[Your objective] The answer must be a single number: how many lines in this listing hold the word "JSON".

[Record excerpts]
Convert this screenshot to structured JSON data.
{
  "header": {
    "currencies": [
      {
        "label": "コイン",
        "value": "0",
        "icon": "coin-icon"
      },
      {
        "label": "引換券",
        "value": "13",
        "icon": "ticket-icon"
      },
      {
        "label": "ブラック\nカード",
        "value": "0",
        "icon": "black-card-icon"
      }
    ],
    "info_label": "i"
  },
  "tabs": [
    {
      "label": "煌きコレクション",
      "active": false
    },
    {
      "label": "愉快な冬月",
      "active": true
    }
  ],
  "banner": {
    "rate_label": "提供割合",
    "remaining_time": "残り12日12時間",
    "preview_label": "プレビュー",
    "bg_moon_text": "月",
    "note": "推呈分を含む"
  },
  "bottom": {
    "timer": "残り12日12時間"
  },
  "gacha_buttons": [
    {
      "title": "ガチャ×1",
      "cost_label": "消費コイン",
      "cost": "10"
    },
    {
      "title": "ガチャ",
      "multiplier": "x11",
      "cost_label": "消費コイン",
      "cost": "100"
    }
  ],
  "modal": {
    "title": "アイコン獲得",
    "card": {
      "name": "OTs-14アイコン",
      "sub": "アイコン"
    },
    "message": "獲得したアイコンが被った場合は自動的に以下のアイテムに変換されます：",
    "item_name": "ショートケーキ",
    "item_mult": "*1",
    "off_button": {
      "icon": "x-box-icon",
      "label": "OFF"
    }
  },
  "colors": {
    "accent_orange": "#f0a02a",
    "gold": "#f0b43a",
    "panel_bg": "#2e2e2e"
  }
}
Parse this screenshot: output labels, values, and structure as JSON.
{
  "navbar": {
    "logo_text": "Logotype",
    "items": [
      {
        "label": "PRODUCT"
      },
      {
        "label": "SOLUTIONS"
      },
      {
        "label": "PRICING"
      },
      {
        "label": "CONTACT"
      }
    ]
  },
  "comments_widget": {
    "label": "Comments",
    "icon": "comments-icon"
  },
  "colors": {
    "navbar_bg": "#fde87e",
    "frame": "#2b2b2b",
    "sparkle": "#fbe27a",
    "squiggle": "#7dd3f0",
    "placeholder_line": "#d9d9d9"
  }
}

[Answer to the problem] 2